But Kanye is not the sole star of the project. While it happens all too often that his music steals the spotlight from the credited main artist, Daytona is the result of teamwork, as Pusha T has the charisma and innovation to not go down next to the mighty production. Not only his voice and his trademark “yach!” adlibs distinct him from the masses of other rappers that release music everyday, it’s also how emotionally changed he speaks the words into the mic. A lot of rappers have drugs as their main topic, whether it’s the giving or receiving end of the deal. It’s always been like this since hip hop first became big. It’s heard so often that it barely grabs our attention anymore, but it’s something in the way how Pusha T tells his stories about cocaine that makes you hand on his every word. “You ever been hit with the water weight / Then had to weigh, do you war or wait? / When we all clickin' like Golden State / And you and your team are the motorcade” - it’s just not the phrasing of the lyrics, but with what raw feelings the artist manages to convince his listeners. He sounds scarred from bad experiences throughout his life, not only when he reflects on his drug dealer days. Also when he aims at other rappers, it’s not a mere diss, you feel the hate he got for certain musicians: “How could you ever right these wrongs / When you don't even write your songs? /But let us all play along / We all know what n----s for real been waitin' on”. Pusha T is frustrated. He knows what a long way hip hop has come until it reached the status it now had, and when the first mainstream recognitions started, and doesn’t like the state it is in currently: “Remember Will Smith won the first Grammy? / And they ain't even recognize Hov until "Annie" /So I don't tap dance for the crackers and sing Mammy /'Cause I'm 'posed to juggle these flows and nose candy”. In turn, Daytona may have the perfect balance between old and new. The flow of the rapper is definitely more rooted in pre-trap days, while Kanye West’s triumphant production embraces an artful, experimental style that mixes an old fashioned use of sampling as well as light, modern day drum kits, resulting in a varied sound that refuses to give in to modern trends while not coming off as outdated.
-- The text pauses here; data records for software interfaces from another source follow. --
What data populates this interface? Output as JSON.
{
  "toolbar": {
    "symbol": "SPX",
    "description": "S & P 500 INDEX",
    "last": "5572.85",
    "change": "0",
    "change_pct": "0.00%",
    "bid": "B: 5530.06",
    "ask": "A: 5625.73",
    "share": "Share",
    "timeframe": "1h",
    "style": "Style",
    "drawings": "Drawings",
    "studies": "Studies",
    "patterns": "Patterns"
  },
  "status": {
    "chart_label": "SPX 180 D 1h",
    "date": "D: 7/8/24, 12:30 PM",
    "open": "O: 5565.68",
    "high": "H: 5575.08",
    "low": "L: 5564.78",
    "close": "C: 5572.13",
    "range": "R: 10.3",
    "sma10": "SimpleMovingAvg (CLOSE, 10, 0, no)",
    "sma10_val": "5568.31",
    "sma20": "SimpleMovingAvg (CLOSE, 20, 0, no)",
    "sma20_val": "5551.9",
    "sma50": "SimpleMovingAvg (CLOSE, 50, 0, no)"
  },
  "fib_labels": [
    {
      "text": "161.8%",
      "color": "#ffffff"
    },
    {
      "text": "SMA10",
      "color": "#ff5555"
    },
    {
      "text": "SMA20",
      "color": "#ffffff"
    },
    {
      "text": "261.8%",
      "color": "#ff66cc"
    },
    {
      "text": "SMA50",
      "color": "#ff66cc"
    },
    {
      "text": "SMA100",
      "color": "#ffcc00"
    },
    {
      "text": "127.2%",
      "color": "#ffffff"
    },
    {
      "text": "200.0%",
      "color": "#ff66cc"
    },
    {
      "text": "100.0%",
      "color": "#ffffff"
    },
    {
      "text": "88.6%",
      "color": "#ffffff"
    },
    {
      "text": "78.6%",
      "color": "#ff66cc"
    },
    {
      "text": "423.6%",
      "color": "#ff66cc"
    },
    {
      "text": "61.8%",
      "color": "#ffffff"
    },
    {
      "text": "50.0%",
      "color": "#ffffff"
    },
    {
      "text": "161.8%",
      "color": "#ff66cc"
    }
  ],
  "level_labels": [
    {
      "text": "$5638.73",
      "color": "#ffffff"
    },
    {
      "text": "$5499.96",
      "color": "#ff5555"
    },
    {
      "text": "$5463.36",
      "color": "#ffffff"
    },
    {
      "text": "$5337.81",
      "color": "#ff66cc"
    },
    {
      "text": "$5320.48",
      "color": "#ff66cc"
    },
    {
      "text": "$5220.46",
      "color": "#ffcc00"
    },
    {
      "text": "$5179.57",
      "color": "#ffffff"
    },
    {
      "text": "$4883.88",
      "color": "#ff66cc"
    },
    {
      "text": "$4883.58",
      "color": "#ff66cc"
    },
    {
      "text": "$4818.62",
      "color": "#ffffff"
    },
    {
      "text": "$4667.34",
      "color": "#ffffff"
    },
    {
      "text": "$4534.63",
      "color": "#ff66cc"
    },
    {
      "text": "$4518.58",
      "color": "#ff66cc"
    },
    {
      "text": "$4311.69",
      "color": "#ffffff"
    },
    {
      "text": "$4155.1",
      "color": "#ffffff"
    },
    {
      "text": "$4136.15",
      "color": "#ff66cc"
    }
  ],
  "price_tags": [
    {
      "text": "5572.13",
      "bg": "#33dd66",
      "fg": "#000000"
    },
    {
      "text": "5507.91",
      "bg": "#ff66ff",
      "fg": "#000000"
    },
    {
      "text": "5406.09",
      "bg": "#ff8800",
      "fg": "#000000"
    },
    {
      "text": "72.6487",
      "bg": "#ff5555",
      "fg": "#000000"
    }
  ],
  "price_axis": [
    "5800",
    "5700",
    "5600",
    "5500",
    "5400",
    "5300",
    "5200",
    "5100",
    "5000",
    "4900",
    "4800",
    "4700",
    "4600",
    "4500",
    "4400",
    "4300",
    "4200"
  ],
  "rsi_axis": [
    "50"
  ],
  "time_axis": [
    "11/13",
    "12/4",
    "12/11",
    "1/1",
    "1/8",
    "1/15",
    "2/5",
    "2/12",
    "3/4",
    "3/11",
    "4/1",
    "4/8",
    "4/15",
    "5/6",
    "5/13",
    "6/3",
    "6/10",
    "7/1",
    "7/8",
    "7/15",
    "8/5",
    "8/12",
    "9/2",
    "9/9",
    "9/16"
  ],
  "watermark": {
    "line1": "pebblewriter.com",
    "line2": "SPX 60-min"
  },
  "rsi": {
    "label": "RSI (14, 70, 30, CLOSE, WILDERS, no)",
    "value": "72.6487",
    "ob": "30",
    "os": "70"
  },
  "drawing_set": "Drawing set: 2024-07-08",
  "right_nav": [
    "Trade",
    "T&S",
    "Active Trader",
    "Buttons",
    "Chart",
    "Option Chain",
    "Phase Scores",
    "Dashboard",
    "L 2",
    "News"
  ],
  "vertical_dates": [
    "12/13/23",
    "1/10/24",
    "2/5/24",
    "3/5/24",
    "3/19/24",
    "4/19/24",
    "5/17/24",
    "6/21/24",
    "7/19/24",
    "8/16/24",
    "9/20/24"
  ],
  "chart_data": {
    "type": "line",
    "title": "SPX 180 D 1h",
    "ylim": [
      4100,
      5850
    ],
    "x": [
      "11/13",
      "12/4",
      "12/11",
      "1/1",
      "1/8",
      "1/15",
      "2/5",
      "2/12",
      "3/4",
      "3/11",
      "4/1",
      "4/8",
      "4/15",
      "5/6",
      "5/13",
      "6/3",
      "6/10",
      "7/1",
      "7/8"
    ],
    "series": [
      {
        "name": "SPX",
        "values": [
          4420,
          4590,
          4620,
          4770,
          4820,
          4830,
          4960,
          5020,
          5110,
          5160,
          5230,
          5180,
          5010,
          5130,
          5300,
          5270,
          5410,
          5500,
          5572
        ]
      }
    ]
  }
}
So to answer my question from before: yes, you can give an album a full score when it’s as perfectly crafted as this, and when it offers the experience of a full length studio album despite its short duration. The many impressions Pusha T and Kanye West offer to their listeners go beyond what most hour long records contain. Once the 21 minutes are over, you don’t get the feeling of just having listened to an EP, but as if it was a release of regular length. There are works that feel longer than they are because they fail to have entertainment value and seem to go on and on and on, which is a bad sign. But every once in a while, there’s a piece of work that feels longer because there is so much to discover, with something new popping up with every step you make. And again, Daytona is without a doubt the latter case. It doesn’t need to be any longer, when it already has so much to give in its seven songs.


Wow I wasn't expecting 5 stars but I agree with it fully, especially with the production screaming Kanye. Favorite track is defintely The Games We Play. That track is simply too good. - Mcgillacuddy

The album's musical scape is massive and ranks among the finest works he has done. I love Kanye best when he is experimental but still very lush and polished. I hesitated very much giving it 5 stars, due to its incredibly short length. 21 minutes is a new extreme, but really, it doesn't feel like it. It's too unpredictable and constantly keeps interesting and exciting. Out of the three of the short albums I listened to so far, this is my favorite. I'll also listen to Nas' and Teyana's album, and the forthcoming Kanye effort. - Martin_Canine

Also you can't forget that Kanye is doing collabs with two of my favorite artists: Chance the Rapper and Anderson.Paak - Mcgillacuddy